By Jeanie Senior
The (Portoand) Tribune

PORTLAND – Transportation leaders project that the amount of freight moving by train will double by 2020, putting stress on the region's already busy rail and highway systems.

Truck and barge traffic also will grow, although not at the rate predicted for rail, a transportation consultant told the Port of Portland Commission this week. The growth signals an improving economy and also points up the need to address issues such as crowding in the "Portland triangle," where train volumes already exceed capacity.

Cambridge Systematics transportation consultant Lance Grenzeback said this is a good time to talk about such concerns.

Grenzeback pointed out that the Class One railroads, including the Union Pacific Railroad and the Burlington Northern Santa Fe Railway, although stable and competitive, lack the funds to invest in hugely expensive improvements to infrastructure, from new rail lines to new equipment.

Jay Waldron, president of the port commission, said that while he feels well-informed about air and maritime matters, Grenzeback's report pointed out gaps in his railway knowledge. Port commissioners plan to hold a lengthier session to focus on the future of rail freight.

Some 19.5 million tons of freight, from chemicals and farm products to merchandise, now come to the state annually by rail.

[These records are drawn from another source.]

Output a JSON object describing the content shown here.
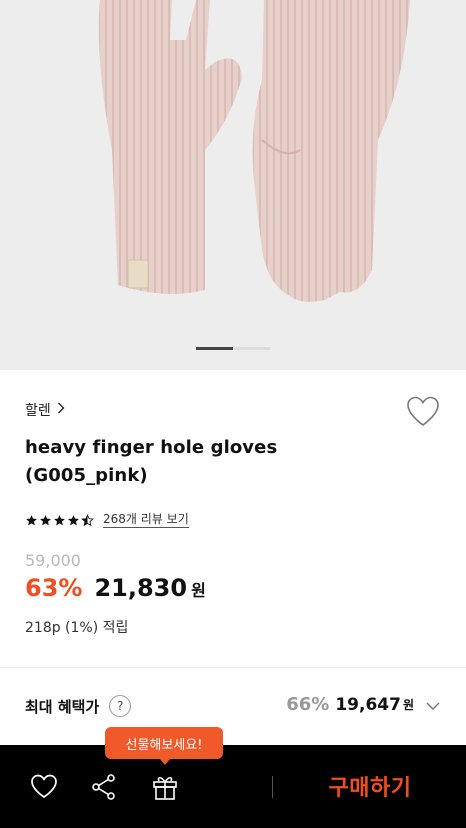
{
  "product": {
    "brand": "할렌",
    "title_line1": "heavy finger hole gloves",
    "title_line2": "(G005_pink)",
    "rating": 4.5,
    "review_link": "268개 리뷰 보기",
    "original_price": "59,000",
    "discount_rate": "63%",
    "sale_price": "21,830",
    "currency": "원",
    "points": "218p (1%) 적립"
  },
  "image_pager": {
    "current": 1,
    "total": 2
  },
  "benefit": {
    "label": "최대 혜택가",
    "help": "?",
    "rate": "66%",
    "price": "19,647",
    "unit": "원"
  },
  "bottom_bar": {
    "gift_tooltip": "선물해보세요!",
    "buy_label": "구매하기"
  },
  "colors": {
    "accent": "#f04e1e",
    "bar_bg": "#000000",
    "glove": "#e6cfc9"
  },
  "icons": {
    "brand_chevron": "chevron-right-icon",
    "wishlist": "heart-outline-icon",
    "star": "star-icon",
    "help": "question-icon",
    "expand": "chevron-down-icon",
    "share": "share-icon",
    "gift": "gift-icon"
  }
}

Some 13.5 million tons of Oregon products, including lumber, pulp and paper, and foods, are shipped out of the state.

Trucks transport roughly four times as much freight as rail, and barges on the Columbia and Snake rivers handle about a fourth as much, but neither mode is forecast to see the same level of growth as trains.